## Prompt
Write the listing out again in full. Every character must match.
((
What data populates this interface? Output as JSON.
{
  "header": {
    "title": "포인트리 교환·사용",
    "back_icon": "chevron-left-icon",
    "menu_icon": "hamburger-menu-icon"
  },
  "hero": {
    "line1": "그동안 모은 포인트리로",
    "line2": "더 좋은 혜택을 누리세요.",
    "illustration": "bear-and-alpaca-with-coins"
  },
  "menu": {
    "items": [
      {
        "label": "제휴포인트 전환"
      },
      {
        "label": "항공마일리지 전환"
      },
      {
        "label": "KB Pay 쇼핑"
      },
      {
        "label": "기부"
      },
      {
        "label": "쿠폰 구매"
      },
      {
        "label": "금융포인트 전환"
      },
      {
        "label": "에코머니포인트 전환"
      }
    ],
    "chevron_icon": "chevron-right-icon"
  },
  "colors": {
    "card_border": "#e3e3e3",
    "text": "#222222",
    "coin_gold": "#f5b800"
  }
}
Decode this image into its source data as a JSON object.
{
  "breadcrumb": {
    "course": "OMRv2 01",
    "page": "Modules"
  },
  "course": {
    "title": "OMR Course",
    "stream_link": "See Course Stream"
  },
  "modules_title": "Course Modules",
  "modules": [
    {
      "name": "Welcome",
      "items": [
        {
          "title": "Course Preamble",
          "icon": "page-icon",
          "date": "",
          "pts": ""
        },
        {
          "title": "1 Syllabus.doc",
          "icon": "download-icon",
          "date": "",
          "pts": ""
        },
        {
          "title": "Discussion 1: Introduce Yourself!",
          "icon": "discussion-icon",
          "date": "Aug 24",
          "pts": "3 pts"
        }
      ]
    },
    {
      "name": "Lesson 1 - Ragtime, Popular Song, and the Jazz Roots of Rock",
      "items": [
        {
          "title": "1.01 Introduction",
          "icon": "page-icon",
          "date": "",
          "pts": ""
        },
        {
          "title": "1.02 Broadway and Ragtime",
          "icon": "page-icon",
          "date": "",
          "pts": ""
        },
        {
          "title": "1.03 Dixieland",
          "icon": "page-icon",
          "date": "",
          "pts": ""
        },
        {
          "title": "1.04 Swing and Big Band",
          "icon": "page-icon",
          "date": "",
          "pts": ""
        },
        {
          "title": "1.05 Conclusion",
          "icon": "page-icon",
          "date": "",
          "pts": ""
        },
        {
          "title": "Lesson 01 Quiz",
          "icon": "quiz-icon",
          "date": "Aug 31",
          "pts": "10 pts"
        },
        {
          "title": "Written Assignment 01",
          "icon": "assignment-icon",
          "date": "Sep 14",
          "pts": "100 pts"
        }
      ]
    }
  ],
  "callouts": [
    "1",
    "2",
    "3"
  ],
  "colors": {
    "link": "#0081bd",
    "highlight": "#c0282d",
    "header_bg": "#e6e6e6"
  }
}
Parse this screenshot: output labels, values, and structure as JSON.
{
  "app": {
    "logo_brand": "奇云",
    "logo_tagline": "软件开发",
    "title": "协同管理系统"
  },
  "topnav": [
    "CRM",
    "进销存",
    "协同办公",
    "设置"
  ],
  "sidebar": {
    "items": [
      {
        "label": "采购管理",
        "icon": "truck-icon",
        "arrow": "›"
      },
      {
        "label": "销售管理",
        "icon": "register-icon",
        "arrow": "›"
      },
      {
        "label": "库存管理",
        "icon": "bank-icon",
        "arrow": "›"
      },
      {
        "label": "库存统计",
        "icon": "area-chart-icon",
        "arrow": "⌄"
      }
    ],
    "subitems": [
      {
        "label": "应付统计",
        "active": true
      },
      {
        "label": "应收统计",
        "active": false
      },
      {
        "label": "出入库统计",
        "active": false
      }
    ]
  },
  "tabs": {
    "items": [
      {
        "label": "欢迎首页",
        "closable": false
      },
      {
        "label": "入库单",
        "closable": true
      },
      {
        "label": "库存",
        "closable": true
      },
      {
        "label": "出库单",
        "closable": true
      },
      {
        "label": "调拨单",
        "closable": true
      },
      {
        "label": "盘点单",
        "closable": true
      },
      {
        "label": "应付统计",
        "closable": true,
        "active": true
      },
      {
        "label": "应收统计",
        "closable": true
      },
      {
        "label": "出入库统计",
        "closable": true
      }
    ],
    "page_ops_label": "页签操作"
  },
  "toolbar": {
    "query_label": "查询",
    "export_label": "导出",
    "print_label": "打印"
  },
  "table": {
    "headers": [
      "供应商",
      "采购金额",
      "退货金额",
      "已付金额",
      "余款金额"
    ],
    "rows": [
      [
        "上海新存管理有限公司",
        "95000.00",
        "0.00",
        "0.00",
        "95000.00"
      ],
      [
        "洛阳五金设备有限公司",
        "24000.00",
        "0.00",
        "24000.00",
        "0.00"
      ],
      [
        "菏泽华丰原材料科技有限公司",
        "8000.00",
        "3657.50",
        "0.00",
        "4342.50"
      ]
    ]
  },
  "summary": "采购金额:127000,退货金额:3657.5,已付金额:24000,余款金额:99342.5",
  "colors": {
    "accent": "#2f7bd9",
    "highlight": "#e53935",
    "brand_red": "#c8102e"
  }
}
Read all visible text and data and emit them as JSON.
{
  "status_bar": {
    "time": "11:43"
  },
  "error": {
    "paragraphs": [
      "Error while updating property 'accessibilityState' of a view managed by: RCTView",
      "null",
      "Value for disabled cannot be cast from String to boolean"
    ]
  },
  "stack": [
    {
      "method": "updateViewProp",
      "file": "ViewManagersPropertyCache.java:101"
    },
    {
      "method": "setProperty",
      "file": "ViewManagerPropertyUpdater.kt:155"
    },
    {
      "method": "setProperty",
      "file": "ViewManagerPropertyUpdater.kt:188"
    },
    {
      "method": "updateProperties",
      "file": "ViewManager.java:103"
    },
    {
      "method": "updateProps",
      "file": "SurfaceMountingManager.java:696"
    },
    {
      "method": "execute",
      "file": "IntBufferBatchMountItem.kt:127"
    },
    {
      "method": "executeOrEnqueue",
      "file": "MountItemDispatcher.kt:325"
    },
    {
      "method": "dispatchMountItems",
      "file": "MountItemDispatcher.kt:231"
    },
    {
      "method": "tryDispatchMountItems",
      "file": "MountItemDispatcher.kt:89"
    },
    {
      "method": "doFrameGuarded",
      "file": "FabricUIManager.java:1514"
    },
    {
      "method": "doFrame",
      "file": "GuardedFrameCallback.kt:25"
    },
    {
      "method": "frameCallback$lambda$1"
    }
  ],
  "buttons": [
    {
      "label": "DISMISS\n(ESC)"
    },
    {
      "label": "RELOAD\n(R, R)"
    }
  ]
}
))
## Final answer
What data populates this interface? Output as JSON.
{
  "header": {
    "title": "포인트리 교환·사용",
    "back_icon": "chevron-left-icon",
    "menu_icon": "hamburger-menu-icon"
  },
  "hero": {
    "line1": "그동안 모은 포인트리로",
    "line2": "더 좋은 혜택을 누리세요.",
    "illustration": "bear-and-alpaca-with-coins"
  },
  "menu": {
    "items": [
      {
        "label": "제휴포인트 전환"
      },
      {
        "label": "항공마일리지 전환"
      },
      {
        "label": "KB Pay 쇼핑"
      },
      {
        "label": "기부"
      },
      {
        "label": "쿠폰 구매"
      },
      {
        "label": "금융포인트 전환"
      },
      {
        "label": "에코머니포인트 전환"
      }
    ],
    "chevron_icon": "chevron-right-icon"
  },
  "colors": {
    "card_border": "#e3e3e3",
    "text": "#222222",
    "coin_gold": "#f5b800"
  }
}
Decode this image into its source data as a JSON object.
{
  "breadcrumb": {
    "course": "OMRv2 01",
    "page": "Modules"
  },
  "course": {
    "title": "OMR Course",
    "stream_link": "See Course Stream"
  },
  "modules_title": "Course Modules",
  "modules": [
    {
      "name": "Welcome",
      "items": [
        {
          "title": "Course Preamble",
          "icon": "page-icon",
          "date": "",
          "pts": ""
        },
        {
          "title": "1 Syllabus.doc",
          "icon": "download-icon",
          "date": "",
          "pts": ""
        },
        {
          "title": "Discussion 1: Introduce Yourself!",
          "icon": "discussion-icon",
          "date": "Aug 24",
          "pts": "3 pts"
        }
      ]
    },
    {
      "name": "Lesson 1 - Ragtime, Popular Song, and the Jazz Roots of Rock",
      "items": [
        {
          "title": "1.01 Introduction",
          "icon": "page-icon",
          "date": "",
          "pts": ""
        },
        {
          "title": "1.02 Broadway and Ragtime",
          "icon": "page-icon",
          "date": "",
          "pts": ""
        },
        {
          "title": "1.03 Dixieland",
          "icon": "page-icon",
          "date": "",
          "pts": ""
        },
        {
          "title": "1.04 Swing and Big Band",
          "icon": "page-icon",
          "date": "",
          "pts": ""
        },
        {
          "title": "1.05 Conclusion",
          "icon": "page-icon",
          "date": "",
          "pts": ""
        },
        {
          "title": "Lesson 01 Quiz",
          "icon": "quiz-icon",
          "date": "Aug 31",
          "pts": "10 pts"
        },
        {
          "title": "Written Assignment 01",
          "icon": "assignment-icon",
          "date": "Sep 14",
          "pts": "100 pts"
        }
      ]
    }
  ],
  "callouts": [
    "1",
    "2",
    "3"
  ],
  "colors": {
    "link": "#0081bd",
    "highlight": "#c0282d",
    "header_bg": "#e6e6e6"
  }
}
Parse this screenshot: output labels, values, and structure as JSON.
{
  "app": {
    "logo_brand": "奇云",
    "logo_tagline": "软件开发",
    "title": "协同管理系统"
  },
  "topnav": [
    "CRM",
    "进销存",
    "协同办公",
    "设置"
  ],
  "sidebar": {
    "items": [
      {
        "label": "采购管理",
        "icon": "truck-icon",
        "arrow": "›"
      },
      {
        "label": "销售管理",
        "icon": "register-icon",
        "arrow": "›"
      },
      {
        "label": "库存管理",
        "icon": "bank-icon",
        "arrow": "›"
      },
      {
        "label": "库存统计",
        "icon": "area-chart-icon",
        "arrow": "⌄"
      }
    ],
    "subitems": [
      {
        "label": "应付统计",
        "active": true
      },
      {
        "label": "应收统计",
        "active": false
      },
      {
        "label": "出入库统计",
        "active": false
      }
    ]
  },
  "tabs": {
    "items": [
      {
        "label": "欢迎首页",
        "closable": false
      },
      {
        "label": "入库单",
        "closable": true
      },
      {
        "label": "库存",
        "closable": true
      },
      {
        "label": "出库单",
        "closable": true
      },
      {
        "label": "调拨单",
        "closable": true
      },
      {
        "label": "盘点单",
        "closable": true
      },
      {
        "label": "应付统计",
        "closable": true,
        "active": true
      },
      {
        "label": "应收统计",
        "closable": true
      },
      {
        "label": "出入库统计",
        "closable": true
      }
    ],
    "page_ops_label": "页签操作"
  },
  "toolbar": {
    "query_label": "查询",
    "export_label": "导出",
    "print_label": "打印"
  },
  "table": {
    "headers": [
      "供应商",
      "采购金额",
      "退货金额",
      "已付金额",
      "余款金额"
    ],
    "rows": [
      [
        "上海新存管理有限公司",
        "95000.00",
        "0.00",
        "0.00",
        "95000.00"
      ],
      [
        "洛阳五金设备有限公司",
        "24000.00",
        "0.00",
        "24000.00",
        "0.00"
      ],
      [
        "菏泽华丰原材料科技有限公司",
        "8000.00",
        "3657.50",
        "0.00",
        "4342.50"
      ]
    ]
  },
  "summary": "采购金额:127000,退货金额:3657.5,已付金额:24000,余款金额:99342.5",
  "colors": {
    "accent": "#2f7bd9",
    "highlight": "#e53935",
    "brand_red": "#c8102e"
  }
}
Read all visible text and data and emit them as JSON.
{
  "status_bar": {
    "time": "11:43"
  },
  "error": {
    "paragraphs": [
      "Error while updating property 'accessibilityState' of a view managed by: RCTView",
      "null",
      "Value for disabled cannot be cast from String to boolean"
    ]
  },
  "stack": [
    {
      "method": "updateViewProp",
      "file": "ViewManagersPropertyCache.java:101"
    },
    {
      "method": "setProperty",
      "file": "ViewManagerPropertyUpdater.kt:155"
    },
    {
      "method": "setProperty",
      "file": "ViewManagerPropertyUpdater.kt:188"
    },
    {
      "method": "updateProperties",
      "file": "ViewManager.java:103"
    },
    {
      "method": "updateProps",
      "file": "SurfaceMountingManager.java:696"
    },
    {
      "method": "execute",
      "file": "IntBufferBatchMountItem.kt:127"
    },
    {
      "method": "executeOrEnqueue",
      "file": "MountItemDispatcher.kt:325"
    },
    {
      "method": "dispatchMountItems",
      "file": "MountItemDispatcher.kt:231"
    },
    {
      "method": "tryDispatchMountItems",
      "file": "MountItemDispatcher.kt:89"
    },
    {
      "method": "doFrameGuarded",
      "file": "FabricUIManager.java:1514"
    },
    {
      "method": "doFrame",
      "file": "GuardedFrameCallback.kt:25"
    },
    {
      "method": "frameCallback$lambda$1"
    }
  ],
  "buttons": [
    {
      "label": "DISMISS\n(ESC)"
    },
    {
      "label": "RELOAD\n(R, R)"
    }
  ]
}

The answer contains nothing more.